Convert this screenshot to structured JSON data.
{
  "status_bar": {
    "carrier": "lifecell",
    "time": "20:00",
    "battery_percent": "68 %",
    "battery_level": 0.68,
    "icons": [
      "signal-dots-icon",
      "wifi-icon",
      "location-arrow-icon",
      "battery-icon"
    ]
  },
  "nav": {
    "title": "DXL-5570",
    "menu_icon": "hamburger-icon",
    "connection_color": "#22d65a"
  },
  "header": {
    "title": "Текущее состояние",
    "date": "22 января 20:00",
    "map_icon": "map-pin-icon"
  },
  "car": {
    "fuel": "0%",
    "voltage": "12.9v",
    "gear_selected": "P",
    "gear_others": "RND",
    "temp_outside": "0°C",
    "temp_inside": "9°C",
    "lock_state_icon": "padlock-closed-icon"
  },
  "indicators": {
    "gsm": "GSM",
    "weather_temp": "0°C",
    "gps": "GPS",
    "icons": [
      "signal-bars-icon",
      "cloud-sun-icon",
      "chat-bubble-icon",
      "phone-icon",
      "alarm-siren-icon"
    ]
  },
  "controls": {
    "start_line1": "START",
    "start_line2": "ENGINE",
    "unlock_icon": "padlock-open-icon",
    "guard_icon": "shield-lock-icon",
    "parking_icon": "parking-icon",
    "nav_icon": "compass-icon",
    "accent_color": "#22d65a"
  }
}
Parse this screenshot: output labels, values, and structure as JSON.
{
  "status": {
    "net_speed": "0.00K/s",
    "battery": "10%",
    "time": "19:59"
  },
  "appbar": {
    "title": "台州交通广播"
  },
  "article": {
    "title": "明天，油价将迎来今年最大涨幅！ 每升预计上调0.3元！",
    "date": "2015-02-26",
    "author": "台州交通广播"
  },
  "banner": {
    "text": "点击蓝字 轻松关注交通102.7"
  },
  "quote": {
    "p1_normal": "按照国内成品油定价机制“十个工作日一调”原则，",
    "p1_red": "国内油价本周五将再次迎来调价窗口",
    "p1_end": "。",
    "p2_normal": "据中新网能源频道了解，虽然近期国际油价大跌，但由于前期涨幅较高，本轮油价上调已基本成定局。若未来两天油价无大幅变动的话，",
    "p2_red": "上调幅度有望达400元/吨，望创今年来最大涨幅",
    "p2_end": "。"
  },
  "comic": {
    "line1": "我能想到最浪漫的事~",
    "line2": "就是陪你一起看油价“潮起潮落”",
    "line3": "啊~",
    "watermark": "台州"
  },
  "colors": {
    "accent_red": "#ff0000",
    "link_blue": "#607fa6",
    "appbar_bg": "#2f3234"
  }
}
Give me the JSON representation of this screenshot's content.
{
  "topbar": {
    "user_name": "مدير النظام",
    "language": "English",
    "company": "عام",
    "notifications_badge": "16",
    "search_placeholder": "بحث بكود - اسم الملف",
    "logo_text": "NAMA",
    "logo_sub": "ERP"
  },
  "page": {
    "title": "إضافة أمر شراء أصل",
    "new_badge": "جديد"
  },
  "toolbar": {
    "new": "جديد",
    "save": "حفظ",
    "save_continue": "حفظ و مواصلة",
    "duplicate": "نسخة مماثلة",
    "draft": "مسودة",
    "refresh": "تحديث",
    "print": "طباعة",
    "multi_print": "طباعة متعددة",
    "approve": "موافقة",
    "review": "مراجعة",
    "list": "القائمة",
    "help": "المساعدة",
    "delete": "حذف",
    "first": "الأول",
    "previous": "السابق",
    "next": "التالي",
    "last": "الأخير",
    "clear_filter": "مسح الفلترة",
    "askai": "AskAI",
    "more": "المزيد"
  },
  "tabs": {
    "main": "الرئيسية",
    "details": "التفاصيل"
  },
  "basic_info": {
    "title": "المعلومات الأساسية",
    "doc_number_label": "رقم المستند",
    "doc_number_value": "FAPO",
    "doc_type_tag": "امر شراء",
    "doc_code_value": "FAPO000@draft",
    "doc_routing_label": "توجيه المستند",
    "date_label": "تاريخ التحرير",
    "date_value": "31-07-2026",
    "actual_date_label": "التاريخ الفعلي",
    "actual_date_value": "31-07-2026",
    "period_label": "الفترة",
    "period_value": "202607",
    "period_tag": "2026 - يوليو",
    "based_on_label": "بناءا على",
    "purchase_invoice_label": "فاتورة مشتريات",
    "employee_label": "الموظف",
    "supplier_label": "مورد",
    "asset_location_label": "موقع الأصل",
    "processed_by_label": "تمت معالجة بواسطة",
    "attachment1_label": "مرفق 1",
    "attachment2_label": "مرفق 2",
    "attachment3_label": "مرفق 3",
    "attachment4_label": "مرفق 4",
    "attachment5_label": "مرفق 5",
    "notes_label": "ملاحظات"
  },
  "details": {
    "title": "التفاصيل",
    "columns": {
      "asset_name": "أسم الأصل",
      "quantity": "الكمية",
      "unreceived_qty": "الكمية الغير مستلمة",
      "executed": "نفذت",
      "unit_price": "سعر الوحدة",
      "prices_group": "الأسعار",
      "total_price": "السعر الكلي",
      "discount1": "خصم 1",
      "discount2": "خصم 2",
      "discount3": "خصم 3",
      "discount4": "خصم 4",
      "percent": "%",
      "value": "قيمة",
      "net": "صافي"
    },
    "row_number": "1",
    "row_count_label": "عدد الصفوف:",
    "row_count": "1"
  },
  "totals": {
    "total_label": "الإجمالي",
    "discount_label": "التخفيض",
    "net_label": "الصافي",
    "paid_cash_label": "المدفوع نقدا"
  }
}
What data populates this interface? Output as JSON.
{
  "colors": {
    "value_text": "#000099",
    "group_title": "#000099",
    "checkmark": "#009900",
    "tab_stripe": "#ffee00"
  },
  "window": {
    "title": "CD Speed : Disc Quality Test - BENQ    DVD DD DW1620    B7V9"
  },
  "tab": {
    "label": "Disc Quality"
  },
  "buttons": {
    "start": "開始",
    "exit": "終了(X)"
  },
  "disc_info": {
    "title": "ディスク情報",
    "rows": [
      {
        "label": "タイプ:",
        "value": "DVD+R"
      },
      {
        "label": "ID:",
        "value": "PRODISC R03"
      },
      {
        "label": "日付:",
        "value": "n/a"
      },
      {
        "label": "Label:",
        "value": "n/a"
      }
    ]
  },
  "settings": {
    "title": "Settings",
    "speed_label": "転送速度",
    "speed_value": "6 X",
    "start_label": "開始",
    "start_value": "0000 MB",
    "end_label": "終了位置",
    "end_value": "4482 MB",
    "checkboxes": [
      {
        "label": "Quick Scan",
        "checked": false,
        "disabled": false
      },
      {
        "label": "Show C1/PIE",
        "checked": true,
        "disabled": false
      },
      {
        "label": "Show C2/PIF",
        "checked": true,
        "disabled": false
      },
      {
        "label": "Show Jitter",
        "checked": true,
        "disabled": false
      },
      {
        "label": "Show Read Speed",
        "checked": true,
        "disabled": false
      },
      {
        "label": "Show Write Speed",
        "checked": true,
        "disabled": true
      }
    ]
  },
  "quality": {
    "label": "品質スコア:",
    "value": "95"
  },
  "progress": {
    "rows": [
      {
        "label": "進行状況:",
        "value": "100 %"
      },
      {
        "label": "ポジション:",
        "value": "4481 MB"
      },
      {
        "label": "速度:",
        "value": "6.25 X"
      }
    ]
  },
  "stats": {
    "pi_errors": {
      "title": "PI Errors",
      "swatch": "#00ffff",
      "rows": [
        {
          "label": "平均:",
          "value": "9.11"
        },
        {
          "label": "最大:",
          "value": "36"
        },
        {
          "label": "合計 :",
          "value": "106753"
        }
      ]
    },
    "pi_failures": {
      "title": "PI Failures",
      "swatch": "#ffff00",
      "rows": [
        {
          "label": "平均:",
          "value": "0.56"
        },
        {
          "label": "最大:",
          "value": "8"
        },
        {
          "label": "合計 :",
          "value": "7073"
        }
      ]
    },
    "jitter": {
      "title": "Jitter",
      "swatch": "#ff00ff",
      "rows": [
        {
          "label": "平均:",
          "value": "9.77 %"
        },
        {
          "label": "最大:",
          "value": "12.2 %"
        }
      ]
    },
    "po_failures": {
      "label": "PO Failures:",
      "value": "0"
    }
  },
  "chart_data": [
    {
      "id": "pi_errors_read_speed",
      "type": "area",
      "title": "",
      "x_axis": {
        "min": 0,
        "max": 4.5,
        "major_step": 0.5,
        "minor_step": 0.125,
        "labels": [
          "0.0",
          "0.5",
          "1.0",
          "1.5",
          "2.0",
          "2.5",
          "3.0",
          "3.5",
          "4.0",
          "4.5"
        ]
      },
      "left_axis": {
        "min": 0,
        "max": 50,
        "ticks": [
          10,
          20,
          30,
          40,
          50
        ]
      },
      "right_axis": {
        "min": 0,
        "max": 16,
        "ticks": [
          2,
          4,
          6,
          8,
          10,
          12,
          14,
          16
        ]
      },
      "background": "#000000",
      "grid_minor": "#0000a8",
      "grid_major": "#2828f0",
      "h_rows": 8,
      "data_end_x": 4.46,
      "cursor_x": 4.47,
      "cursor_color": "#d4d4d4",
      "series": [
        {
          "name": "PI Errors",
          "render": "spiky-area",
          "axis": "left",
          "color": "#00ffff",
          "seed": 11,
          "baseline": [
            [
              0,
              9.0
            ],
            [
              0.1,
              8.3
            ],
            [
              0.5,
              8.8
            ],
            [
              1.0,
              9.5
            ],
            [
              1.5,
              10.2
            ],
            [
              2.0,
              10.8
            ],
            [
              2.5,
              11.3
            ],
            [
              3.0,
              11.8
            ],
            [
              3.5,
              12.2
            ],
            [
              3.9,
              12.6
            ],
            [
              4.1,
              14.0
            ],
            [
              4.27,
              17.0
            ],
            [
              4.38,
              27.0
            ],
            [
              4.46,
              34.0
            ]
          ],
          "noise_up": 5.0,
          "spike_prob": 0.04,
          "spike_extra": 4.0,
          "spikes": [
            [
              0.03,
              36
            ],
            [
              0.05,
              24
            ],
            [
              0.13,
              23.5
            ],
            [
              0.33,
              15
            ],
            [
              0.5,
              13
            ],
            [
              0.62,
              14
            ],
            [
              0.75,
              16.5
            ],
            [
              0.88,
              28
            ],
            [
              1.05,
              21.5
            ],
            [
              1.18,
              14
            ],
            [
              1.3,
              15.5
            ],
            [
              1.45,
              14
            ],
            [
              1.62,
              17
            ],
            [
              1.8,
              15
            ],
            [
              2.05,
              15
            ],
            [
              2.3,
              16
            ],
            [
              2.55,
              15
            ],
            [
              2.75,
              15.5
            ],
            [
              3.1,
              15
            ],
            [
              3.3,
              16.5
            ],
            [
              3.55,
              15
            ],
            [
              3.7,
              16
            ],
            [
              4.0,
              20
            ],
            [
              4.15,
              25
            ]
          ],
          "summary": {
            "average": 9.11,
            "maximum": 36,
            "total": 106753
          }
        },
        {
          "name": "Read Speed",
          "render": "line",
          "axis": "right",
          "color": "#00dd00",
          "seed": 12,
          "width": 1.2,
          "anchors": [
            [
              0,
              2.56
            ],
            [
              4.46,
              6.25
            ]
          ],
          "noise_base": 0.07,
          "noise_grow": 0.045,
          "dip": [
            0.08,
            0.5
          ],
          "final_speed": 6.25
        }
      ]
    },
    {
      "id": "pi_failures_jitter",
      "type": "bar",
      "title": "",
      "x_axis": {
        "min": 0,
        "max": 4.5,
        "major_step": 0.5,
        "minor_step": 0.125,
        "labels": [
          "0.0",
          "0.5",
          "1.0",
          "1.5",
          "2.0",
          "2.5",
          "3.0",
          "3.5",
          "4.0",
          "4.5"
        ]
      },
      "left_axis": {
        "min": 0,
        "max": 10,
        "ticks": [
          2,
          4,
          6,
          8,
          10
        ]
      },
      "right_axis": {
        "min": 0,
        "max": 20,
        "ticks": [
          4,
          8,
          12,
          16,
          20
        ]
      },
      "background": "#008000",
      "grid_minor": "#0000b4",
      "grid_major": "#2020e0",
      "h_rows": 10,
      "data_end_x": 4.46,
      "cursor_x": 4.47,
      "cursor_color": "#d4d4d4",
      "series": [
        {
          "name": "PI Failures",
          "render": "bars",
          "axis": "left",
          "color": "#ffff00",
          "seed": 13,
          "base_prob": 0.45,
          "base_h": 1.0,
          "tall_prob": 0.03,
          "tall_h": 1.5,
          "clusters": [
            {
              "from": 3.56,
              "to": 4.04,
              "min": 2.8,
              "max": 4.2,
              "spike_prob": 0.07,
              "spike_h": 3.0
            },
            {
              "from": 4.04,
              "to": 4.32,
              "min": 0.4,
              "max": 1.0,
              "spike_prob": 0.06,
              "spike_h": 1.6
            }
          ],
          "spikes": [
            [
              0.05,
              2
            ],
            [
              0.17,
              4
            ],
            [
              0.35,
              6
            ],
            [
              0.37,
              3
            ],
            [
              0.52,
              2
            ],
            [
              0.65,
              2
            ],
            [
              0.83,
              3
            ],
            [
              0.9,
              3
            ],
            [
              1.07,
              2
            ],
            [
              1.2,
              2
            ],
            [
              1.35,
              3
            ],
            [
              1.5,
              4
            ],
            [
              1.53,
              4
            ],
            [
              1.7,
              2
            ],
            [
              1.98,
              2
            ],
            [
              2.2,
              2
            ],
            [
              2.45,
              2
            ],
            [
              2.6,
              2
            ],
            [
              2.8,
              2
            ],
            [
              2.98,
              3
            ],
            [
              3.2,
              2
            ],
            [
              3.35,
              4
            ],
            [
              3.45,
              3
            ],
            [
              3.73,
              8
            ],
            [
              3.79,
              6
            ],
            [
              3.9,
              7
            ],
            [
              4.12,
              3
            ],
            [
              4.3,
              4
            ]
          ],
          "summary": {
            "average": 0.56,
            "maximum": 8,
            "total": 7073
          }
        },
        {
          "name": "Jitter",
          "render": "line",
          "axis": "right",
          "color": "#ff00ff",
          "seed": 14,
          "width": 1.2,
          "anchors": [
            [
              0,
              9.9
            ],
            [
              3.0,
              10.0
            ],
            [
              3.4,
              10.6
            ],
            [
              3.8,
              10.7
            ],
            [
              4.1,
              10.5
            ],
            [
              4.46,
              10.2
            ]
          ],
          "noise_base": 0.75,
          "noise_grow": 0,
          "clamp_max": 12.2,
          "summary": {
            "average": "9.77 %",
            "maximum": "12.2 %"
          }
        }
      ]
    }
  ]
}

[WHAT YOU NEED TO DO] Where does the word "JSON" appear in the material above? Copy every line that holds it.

[OUTPUT]
Convert this screenshot to structured JSON data.
Parse this screenshot: output labels, values, and structure as JSON.
Give me the JSON representation of this screenshot's content.
What data populates this interface? Output as JSON.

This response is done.